The Hunter Committee of Inquiry
- On October 14, 1919, the Government of India announced the formation of the Disorders Inquiry Committee, which came to be more widely and variously known as the Hunter Committee/Commission
- The purpose of the commission was to “investigate the recent disturbances in Bombay, Delhi and Punjab, about their causes, and the measures taken to cope with them’.
- There were three Indians among the members, namely, Sir Chimanlal Harilal Setalvad, Vice-Chancellor of Bombay University and advocate of the Bombay High Court; Pandit Jagat Narayan, lawyer and Member of the Legislative Council of the United Provinces; and Sardar Sahibzada Sultan Ahmad Khan, lawyer from Gwalior State.
- Dyer is reported to have explained his sense of honour by saying, “I think it quite possible that I could have dispersed the crowd without firing but they would have come back again and laughed, and I would have made, what I consider, a fool of myself.”
- The government had passed an Indemnity Act for the protection of its officers. The “white washing bill" as the Indemnity Act was called, was severely criticised by Motilal Nehru and others.
- In the House of Commons, Churchill (no lover of Indians) condemned what had happened at Amritsar. He called it “monstrous”.
- A former prime minister of Britain, H.H. Asquith called it “one of the worst outrages in the whole of our history”.

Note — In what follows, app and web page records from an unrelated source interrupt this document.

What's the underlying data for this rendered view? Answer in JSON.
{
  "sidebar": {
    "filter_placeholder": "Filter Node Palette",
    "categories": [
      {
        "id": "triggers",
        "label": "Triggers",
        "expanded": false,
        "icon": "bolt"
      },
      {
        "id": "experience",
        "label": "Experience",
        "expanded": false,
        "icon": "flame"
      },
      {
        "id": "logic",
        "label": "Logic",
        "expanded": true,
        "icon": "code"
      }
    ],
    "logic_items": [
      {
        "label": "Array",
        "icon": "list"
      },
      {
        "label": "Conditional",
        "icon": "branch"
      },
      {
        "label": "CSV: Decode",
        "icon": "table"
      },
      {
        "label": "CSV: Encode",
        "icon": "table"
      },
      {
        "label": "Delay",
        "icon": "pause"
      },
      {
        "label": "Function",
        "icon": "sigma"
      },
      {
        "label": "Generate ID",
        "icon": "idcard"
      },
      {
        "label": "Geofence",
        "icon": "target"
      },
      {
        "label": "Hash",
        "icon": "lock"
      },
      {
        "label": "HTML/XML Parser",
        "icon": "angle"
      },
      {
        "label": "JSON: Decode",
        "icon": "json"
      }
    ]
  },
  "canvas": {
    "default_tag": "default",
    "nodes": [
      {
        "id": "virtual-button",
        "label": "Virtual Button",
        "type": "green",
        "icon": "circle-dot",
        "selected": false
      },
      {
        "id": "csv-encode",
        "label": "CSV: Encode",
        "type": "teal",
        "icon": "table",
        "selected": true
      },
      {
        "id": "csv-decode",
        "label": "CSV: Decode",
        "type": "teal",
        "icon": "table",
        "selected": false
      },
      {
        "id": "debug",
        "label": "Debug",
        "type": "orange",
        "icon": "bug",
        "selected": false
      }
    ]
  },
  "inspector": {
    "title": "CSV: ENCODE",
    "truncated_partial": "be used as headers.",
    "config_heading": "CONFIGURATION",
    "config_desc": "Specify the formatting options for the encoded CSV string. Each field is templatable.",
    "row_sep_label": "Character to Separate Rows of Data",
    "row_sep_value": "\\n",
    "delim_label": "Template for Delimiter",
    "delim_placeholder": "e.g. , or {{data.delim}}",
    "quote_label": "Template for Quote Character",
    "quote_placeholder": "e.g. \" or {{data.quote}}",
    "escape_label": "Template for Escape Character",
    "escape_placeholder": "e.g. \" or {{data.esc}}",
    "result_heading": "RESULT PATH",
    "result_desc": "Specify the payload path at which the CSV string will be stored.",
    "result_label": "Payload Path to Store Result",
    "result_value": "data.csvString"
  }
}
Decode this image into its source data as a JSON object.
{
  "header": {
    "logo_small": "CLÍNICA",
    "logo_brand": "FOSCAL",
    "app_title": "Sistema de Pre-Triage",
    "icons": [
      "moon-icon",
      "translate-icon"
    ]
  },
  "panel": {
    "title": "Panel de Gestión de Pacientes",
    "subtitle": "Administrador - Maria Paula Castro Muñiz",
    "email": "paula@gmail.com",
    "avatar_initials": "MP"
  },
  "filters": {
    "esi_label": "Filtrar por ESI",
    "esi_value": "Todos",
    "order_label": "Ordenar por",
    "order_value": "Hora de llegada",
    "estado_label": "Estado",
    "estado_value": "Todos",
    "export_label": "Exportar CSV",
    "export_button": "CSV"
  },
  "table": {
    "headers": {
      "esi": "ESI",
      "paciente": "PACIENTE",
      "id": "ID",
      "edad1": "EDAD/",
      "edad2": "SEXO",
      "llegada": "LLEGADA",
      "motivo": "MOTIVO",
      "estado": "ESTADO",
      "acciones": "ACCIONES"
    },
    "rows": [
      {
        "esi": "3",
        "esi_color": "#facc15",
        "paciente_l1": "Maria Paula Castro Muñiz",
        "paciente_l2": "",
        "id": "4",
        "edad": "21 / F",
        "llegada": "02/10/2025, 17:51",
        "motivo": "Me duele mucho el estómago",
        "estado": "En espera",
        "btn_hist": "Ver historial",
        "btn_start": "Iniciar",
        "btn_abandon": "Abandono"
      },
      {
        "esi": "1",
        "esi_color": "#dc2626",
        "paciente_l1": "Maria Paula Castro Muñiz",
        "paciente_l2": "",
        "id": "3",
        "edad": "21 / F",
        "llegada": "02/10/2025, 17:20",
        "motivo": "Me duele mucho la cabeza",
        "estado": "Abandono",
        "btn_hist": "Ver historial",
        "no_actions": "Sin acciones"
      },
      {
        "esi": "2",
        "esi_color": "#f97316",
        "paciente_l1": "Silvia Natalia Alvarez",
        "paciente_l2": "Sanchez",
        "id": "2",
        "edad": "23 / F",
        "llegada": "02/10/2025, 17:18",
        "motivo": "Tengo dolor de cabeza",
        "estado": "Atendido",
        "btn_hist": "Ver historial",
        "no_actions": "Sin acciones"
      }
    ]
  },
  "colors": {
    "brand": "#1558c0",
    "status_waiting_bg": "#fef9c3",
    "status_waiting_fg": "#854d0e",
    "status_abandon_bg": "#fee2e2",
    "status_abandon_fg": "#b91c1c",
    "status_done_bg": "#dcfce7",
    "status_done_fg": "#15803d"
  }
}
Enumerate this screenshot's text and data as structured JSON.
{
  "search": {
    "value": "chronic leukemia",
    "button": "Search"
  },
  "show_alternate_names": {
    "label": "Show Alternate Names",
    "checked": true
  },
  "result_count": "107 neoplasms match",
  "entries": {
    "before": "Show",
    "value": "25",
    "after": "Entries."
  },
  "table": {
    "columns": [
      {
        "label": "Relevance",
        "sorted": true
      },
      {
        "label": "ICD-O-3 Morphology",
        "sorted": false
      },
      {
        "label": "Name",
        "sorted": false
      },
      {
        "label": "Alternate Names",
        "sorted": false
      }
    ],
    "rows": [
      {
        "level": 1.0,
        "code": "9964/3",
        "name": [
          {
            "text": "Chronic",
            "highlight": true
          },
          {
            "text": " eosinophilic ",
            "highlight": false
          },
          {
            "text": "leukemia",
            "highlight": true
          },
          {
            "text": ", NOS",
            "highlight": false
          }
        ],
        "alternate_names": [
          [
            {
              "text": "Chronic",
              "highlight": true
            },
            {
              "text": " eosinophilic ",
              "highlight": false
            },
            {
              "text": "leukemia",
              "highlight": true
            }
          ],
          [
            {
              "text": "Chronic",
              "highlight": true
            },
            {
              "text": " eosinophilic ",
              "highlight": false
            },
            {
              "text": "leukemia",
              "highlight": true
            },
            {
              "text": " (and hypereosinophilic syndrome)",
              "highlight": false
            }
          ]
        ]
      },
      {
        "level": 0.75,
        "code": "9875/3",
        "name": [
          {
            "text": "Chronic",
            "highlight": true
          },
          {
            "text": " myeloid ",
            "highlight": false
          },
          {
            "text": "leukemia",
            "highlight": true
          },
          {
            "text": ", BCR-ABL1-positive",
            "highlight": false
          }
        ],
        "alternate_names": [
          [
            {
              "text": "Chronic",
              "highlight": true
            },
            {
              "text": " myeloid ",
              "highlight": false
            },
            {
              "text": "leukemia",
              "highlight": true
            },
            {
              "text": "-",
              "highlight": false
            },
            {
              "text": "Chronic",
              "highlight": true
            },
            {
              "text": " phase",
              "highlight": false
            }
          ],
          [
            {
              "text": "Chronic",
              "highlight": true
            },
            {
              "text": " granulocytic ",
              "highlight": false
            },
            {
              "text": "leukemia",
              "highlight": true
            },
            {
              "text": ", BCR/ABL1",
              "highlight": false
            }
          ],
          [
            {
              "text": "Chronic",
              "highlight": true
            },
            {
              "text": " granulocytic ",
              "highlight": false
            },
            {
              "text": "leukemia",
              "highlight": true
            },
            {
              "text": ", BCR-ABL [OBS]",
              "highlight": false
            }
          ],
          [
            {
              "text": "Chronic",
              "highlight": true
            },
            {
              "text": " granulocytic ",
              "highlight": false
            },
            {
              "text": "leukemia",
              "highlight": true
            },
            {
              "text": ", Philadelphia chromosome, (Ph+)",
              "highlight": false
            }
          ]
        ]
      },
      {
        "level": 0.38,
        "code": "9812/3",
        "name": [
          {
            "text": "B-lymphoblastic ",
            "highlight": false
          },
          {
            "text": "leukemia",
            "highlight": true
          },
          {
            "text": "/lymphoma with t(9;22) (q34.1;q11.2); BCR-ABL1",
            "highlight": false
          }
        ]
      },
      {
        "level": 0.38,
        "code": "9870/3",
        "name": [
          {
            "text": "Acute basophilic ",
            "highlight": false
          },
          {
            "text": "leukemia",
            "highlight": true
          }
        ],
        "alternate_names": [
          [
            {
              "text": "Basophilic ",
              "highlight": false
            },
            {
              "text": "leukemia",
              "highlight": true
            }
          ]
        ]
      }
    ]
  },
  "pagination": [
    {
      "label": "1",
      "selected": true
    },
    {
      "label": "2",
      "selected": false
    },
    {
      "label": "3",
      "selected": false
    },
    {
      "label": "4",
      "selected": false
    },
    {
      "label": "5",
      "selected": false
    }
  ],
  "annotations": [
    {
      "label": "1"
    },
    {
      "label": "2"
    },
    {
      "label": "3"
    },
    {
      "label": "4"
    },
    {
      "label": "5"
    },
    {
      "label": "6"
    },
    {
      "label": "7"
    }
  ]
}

- The honouring of Dyer by the priests of Sri Darbar Sahib, Amritsar, was one of the reasons behind the intensification of the demand.
- Congress View-The Indian National Congress appointed its own non-official Committee and put forward its own view.